Exercise brief: The entries below are to be copied exactly, with every picture left out.

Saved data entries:
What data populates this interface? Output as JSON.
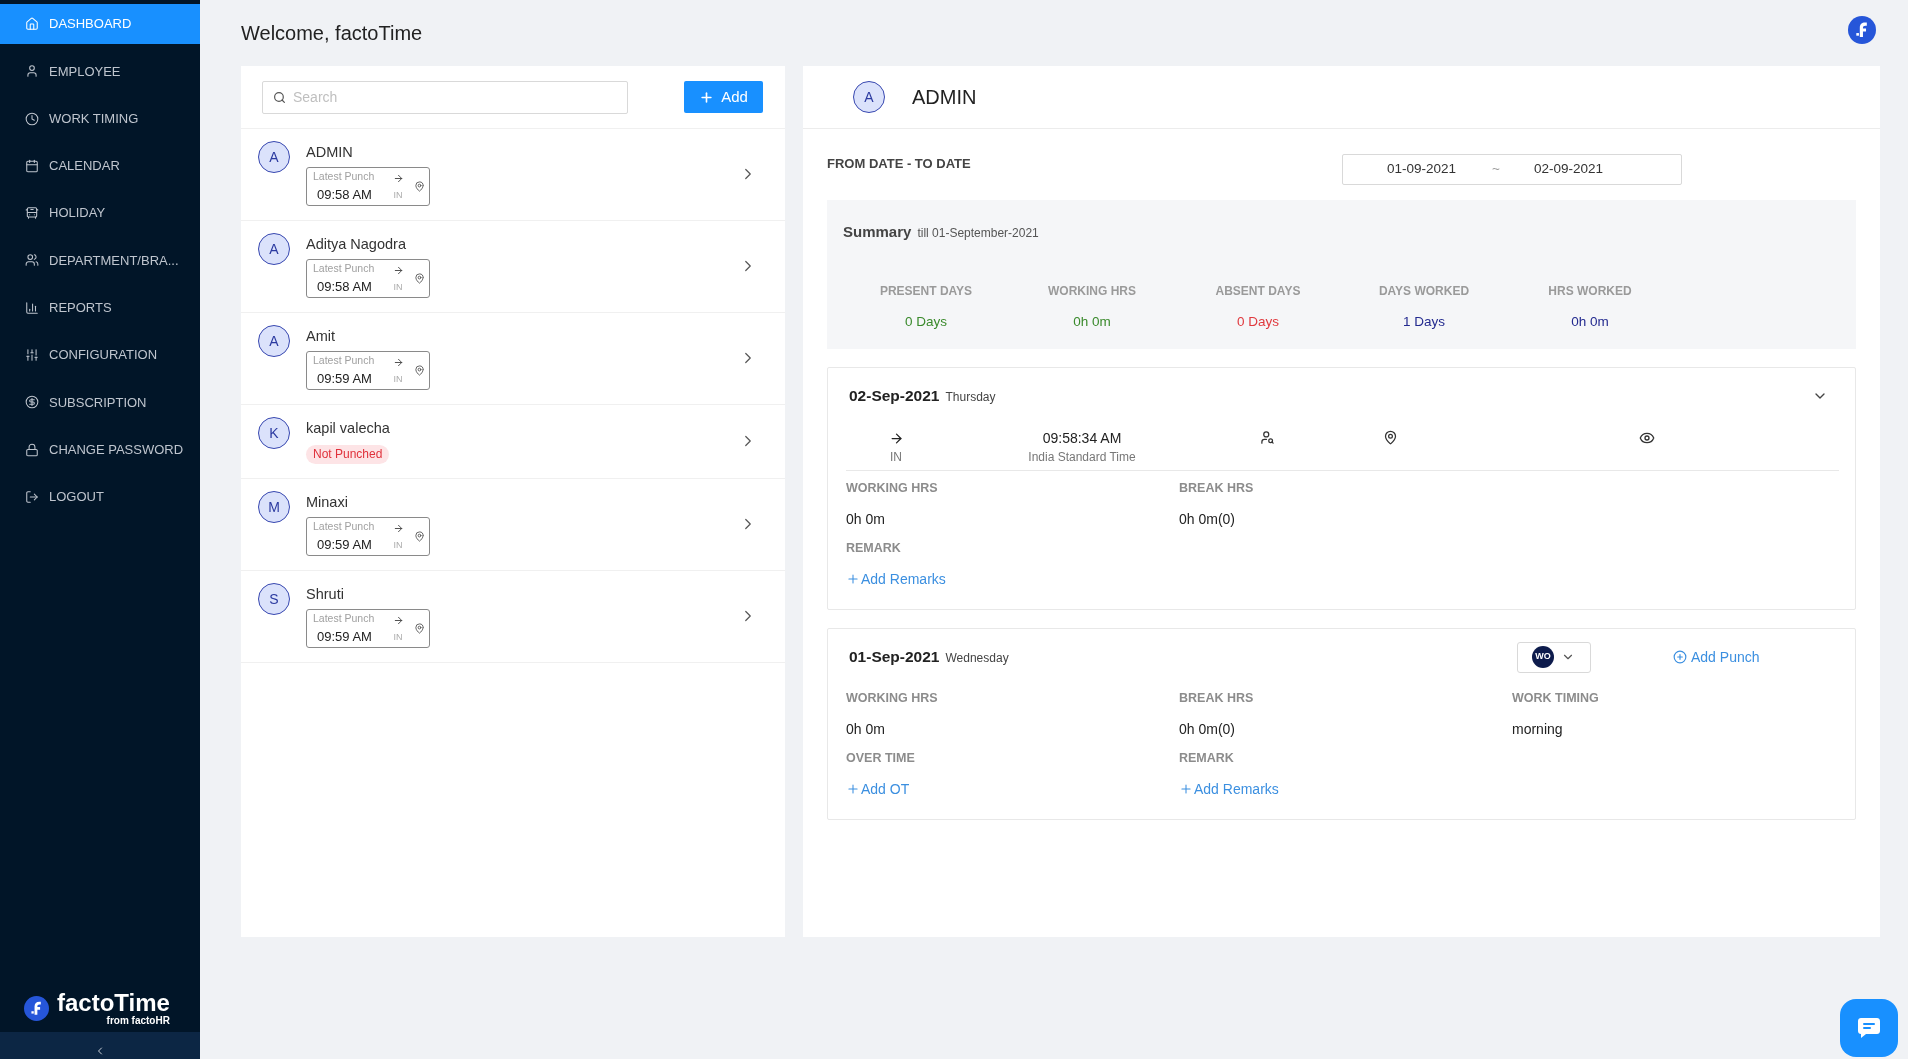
{
  "sidebar": {
    "items": [
      {
        "label": "DASHBOARD",
        "selected": true
      },
      {
        "label": "EMPLOYEE",
        "selected": false
      },
      {
        "label": "WORK TIMING",
        "selected": false
      },
      {
        "label": "CALENDAR",
        "selected": false
      },
      {
        "label": "HOLIDAY",
        "selected": false
      },
      {
        "label": "DEPARTMENT/BRA...",
        "selected": false
      },
      {
        "label": "REPORTS",
        "selected": false
      },
      {
        "label": "CONFIGURATION",
        "selected": false
      },
      {
        "label": "SUBSCRIPTION",
        "selected": false
      },
      {
        "label": "CHANGE PASSWORD",
        "selected": false
      },
      {
        "label": "LOGOUT",
        "selected": false
      }
    ],
    "brand": {
      "name": "factoTime",
      "tagline": "from factoHR"
    }
  },
  "header": {
    "title": "Welcome, factoTime"
  },
  "employee_list": {
    "search": {
      "placeholder": "Search"
    },
    "add_button": "Add",
    "employees": [
      {
        "initial": "A",
        "name": "ADMIN",
        "punch": {
          "label": "Latest Punch",
          "time": "09:58 AM",
          "direction": "IN"
        }
      },
      {
        "initial": "A",
        "name": "Aditya Nagodra",
        "punch": {
          "label": "Latest Punch",
          "time": "09:58 AM",
          "direction": "IN"
        }
      },
      {
        "initial": "A",
        "name": "Amit",
        "punch": {
          "label": "Latest Punch",
          "time": "09:59 AM",
          "direction": "IN"
        }
      },
      {
        "initial": "K",
        "name": "kapil valecha",
        "status": "Not Punched"
      },
      {
        "initial": "M",
        "name": "Minaxi",
        "punch": {
          "label": "Latest Punch",
          "time": "09:59 AM",
          "direction": "IN"
        }
      },
      {
        "initial": "S",
        "name": "Shruti",
        "punch": {
          "label": "Latest Punch",
          "time": "09:59 AM",
          "direction": "IN"
        }
      }
    ]
  },
  "detail": {
    "initial": "A",
    "name": "ADMIN",
    "date_range": {
      "label": "FROM DATE - TO DATE",
      "from": "01-09-2021",
      "separator": "~",
      "to": "02-09-2021"
    },
    "summary": {
      "title": "Summary",
      "subtitle": "till 01-September-2021",
      "stats": [
        {
          "label": "PRESENT DAYS",
          "value": "0 Days",
          "color": "#3a8a2c"
        },
        {
          "label": "WORKING HRS",
          "value": "0h 0m",
          "color": "#3a8a2c"
        },
        {
          "label": "ABSENT DAYS",
          "value": "0 Days",
          "color": "#e0393e"
        },
        {
          "label": "DAYS WORKED",
          "value": "1 Days",
          "color": "#232a8f"
        },
        {
          "label": "HRS WORKED",
          "value": "0h 0m",
          "color": "#232a8f"
        }
      ]
    },
    "days": [
      {
        "date": "02-Sep-2021",
        "weekday": "Thursday",
        "punches": [
          {
            "direction": "IN",
            "time": "09:58:34 AM",
            "zone": "India Standard Time"
          }
        ],
        "rows": [
          [
            {
              "label": "WORKING HRS",
              "value": "0h 0m"
            },
            {
              "label": "BREAK HRS",
              "value": "0h 0m(0)"
            }
          ],
          [
            {
              "label": "REMARK",
              "action": "Add Remarks"
            }
          ]
        ]
      },
      {
        "date": "01-Sep-2021",
        "weekday": "Wednesday",
        "badge": "WO",
        "add_punch": "Add Punch",
        "rows": [
          [
            {
              "label": "WORKING HRS",
              "value": "0h 0m"
            },
            {
              "label": "BREAK HRS",
              "value": "0h 0m(0)"
            },
            {
              "label": "WORK TIMING",
              "value": "morning"
            }
          ],
          [
            {
              "label": "OVER TIME",
              "action": "Add OT"
            },
            {
              "label": "REMARK",
              "action": "Add Remarks"
            }
          ]
        ]
      }
    ]
  }
}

Result:
What data populates this interface? Output as JSON.
{
  "sidebar": {
    "items": [
      {
        "label": "DASHBOARD",
        "selected": true
      },
      {
        "label": "EMPLOYEE",
        "selected": false
      },
      {
        "label": "WORK TIMING",
        "selected": false
      },
      {
        "label": "CALENDAR",
        "selected": false
      },
      {
        "label": "HOLIDAY",
        "selected": false
      },
      {
        "label": "DEPARTMENT/BRA...",
        "selected": false
      },
      {
        "label": "REPORTS",
        "selected": false
      },
      {
        "label": "CONFIGURATION",
        "selected": false
      },
      {
        "label": "SUBSCRIPTION",
        "selected": false
      },
      {
        "label": "CHANGE PASSWORD",
        "selected": false
      },
      {
        "label": "LOGOUT",
        "selected": false
      }
    ],
    "brand": {
      "name": "factoTime",
      "tagline": "from factoHR"
    }
  },
  "header": {
    "title": "Welcome, factoTime"
  },
  "employee_list": {
    "search": {
      "placeholder": "Search"
    },
    "add_button": "Add",
    "employees": [
      {
        "initial": "A",
        "name": "ADMIN",
        "punch": {
          "label": "Latest Punch",
          "time": "09:58 AM",
          "direction": "IN"
        }
      },
      {
        "initial": "A",
        "name": "Aditya Nagodra",
        "punch": {
          "label": "Latest Punch",
          "time": "09:58 AM",
          "direction": "IN"
        }
      },
      {
        "initial": "A",
        "name": "Amit",
        "punch": {
          "label": "Latest Punch",
          "time": "09:59 AM",
          "direction": "IN"
        }
      },
      {
        "initial": "K",
        "name": "kapil valecha",
        "status": "Not Punched"
      },
      {
        "initial": "M",
        "name": "Minaxi",
        "punch": {
          "label": "Latest Punch",
          "time": "09:59 AM",
          "direction": "IN"
        }
      },
      {
        "initial": "S",
        "name": "Shruti",
        "punch": {
          "label": "Latest Punch",
          "time": "09:59 AM",
          "direction": "IN"
        }
      }
    ]
  },
  "detail": {
    "initial": "A",
    "name": "ADMIN",
    "date_range": {
      "label": "FROM DATE - TO DATE",
      "from": "01-09-2021",
      "separator": "~",
      "to": "02-09-2021"
    },
    "summary": {
      "title": "Summary",
      "subtitle": "till 01-September-2021",
      "stats": [
        {
          "label": "PRESENT DAYS",
          "value": "0 Days",
          "color": "#3a8a2c"
        },
        {
          "label": "WORKING HRS",
          "value": "0h 0m",
          "color": "#3a8a2c"
        },
        {
          "label": "ABSENT DAYS",
          "value": "0 Days",
          "color": "#e0393e"
        },
        {
          "label": "DAYS WORKED",
          "value": "1 Days",
          "color": "#232a8f"
        },
        {
          "label": "HRS WORKED",
          "value": "0h 0m",
          "color": "#232a8f"
        }
      ]
    },
    "days": [
      {
        "date": "02-Sep-2021",
        "weekday": "Thursday",
        "punches": [
          {
            "direction": "IN",
            "time": "09:58:34 AM",
            "zone": "India Standard Time"
          }
        ],
        "rows": [
          [
            {
              "label": "WORKING HRS",
              "value": "0h 0m"
            },
            {
              "label": "BREAK HRS",
              "value": "0h 0m(0)"
            }
          ],
          [
            {
              "label": "REMARK",
              "action": "Add Remarks"
            }
          ]
        ]
      },
      {
        "date": "01-Sep-2021",
        "weekday": "Wednesday",
        "badge": "WO",
        "add_punch": "Add Punch",
        "rows": [
          [
            {
              "label": "WORKING HRS",
              "value": "0h 0m"
            },
            {
              "label": "BREAK HRS",
              "value": "0h 0m(0)"
            },
            {
              "label": "WORK TIMING",
              "value": "morning"
            }
          ],
          [
            {
              "label": "OVER TIME",
              "action": "Add OT"
            },
            {
              "label": "REMARK",
              "action": "Add Remarks"
            }
          ]
        ]
      }
    ]
  }
}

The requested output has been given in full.